Pages

Follow by Email

Saturday, 7 May 2011

The Last Calf Has Been Delivered




The last calf has been delivered. It was a huge one, and Matt had to pull it. But for all its size it was weak, barely able to stand, and there was never much chance it would survive. The mother is now suckling an orphan calf – and I’ll be off to release her in half an hour or so.

I took a walk last night, just as the sun was going down. I realised that with all this gardening and manure-gathering I’d been neglecting to watch the plant life, and things are moving along fast. A splash of white caught my eye, two or three small trees part-way down the bluff above the river, maybe a quarter of a mile east of here. Steep as that hillside is – and with a 200 foot drop below to concentrate your mind – it’s easy enough to walk on. The sand is very yielding, and there’s always some kind of cattle-trail to follow along the contour. Even as I approached the trees I could smell a heavy, sweet scent, not unlike the may blossom back home. So that’s the first picture today. I’m pretty sure it’ll be wild plum. 

And then I looked around and saw the patches of fresh grass that are starting to show through, particularly along the watercourse. I took that second picture more or less from the place where the wild plum-trees were, then the wider shot of the distant hills with their green tints.

It was a surprisingly colourless sunset, despite the streaks of grey and white cloud. There was a very thin new moon (well, newish) high above me. For the first time in three or four nights up there I didn’t see the heron flying home, or the geese, but the turkeys were gobbling away down by the river, blissfully unaware that the hunters are coming next week. I stood for some time after the sun had gone, hoping that the western sky would light up, then started for home. A kind of honey-coloured something caught my eye, way up in a cedar tree. It was  a porcupine, very still, spines flared. To me it was exotic; to Matt they’re nothing but a damned nuisance, chewing bark, killing trees. “I shoot `em on sight,” he said.

There was a moment last night when I half wished I had a gun down here. Something was scrabbling and shifting around under the cooker. Definitely bigger than a mouse; probably a rat, to judge by the gnawing sounds I was now hearing and the occasional clatter of something striking metal. I was reluctant to open the drawer under the oven in case it leapt out and escaped. After listening for some time I came to the conclusion that it was not in but under the bottom drawer beside the stove, and took the coward’s way out.
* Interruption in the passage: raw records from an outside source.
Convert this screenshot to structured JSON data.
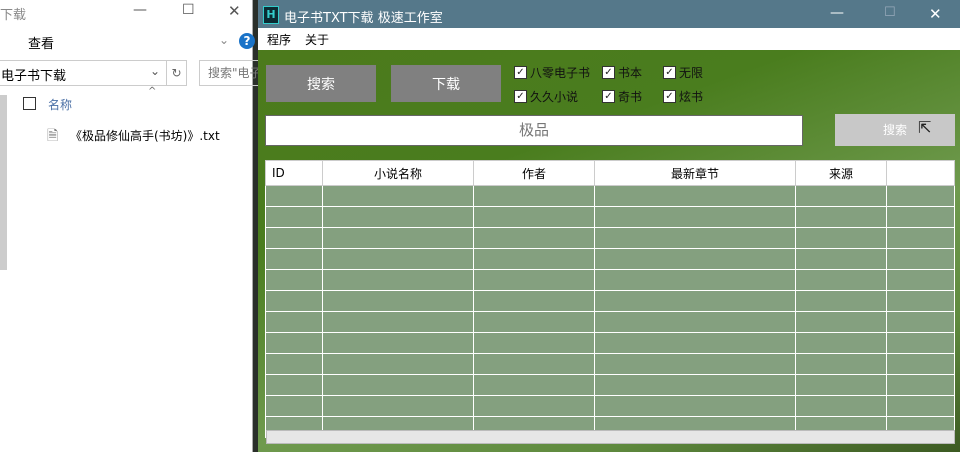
{
  "explorer": {
    "title": "下载",
    "view_menu": "查看",
    "address": "电子书下载",
    "search_placeholder": "搜索\"电子",
    "column_name": "名称",
    "files": [
      "《极品修仙高手(书坊)》.txt"
    ]
  },
  "app": {
    "title": "电子书TXT下载 极速工作室",
    "menu": [
      "程序",
      "关于"
    ],
    "search_button": "搜索",
    "download_button": "下载",
    "sources": [
      {
        "label": "八零电子书",
        "checked": true
      },
      {
        "label": "书本",
        "checked": true
      },
      {
        "label": "无限",
        "checked": true
      },
      {
        "label": "久久小说",
        "checked": true
      },
      {
        "label": "奇书",
        "checked": true
      },
      {
        "label": "炫书",
        "checked": true
      }
    ],
    "query": "极品",
    "query_search_button": "搜索",
    "columns": [
      "ID",
      "小说名称",
      "作者",
      "最新章节",
      "来源",
      ""
    ],
    "row_count": 12,
    "progress": 0
  }
}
I made a tube of paper, half filled it with mouse poison, slowly opened the drawer and poured the poison in.  This morning, removing the drawer, I found that it had mostly been taken. So I brace myself for the smell of dead rodent in a few days.

My trip to Gordon yesterday bore mixed results. I ticked off a few items on my grocery list, but found the library – the main point of my going there – shut. Fridays and Sundays. And I kicked myself, because I have the schedule right here on the kitchen table. Just never bothered to look.

Well, the guy at the garage in Merriman was right. The spare wheel was at Kitty’s dad’s place all along. Matt went across yesterday and fetched it back, along with the licence-plate tags which we hadn’t got around to putting on.

Today promises to be another fine one. It got down to 42 overnight but here we are, 0820 and it’s 52 already – and they’re forecasting 75 today, 80-plus tomorrow. Chainsaw Phil, who flies in Tuesday, will not be happy. He hates the heat.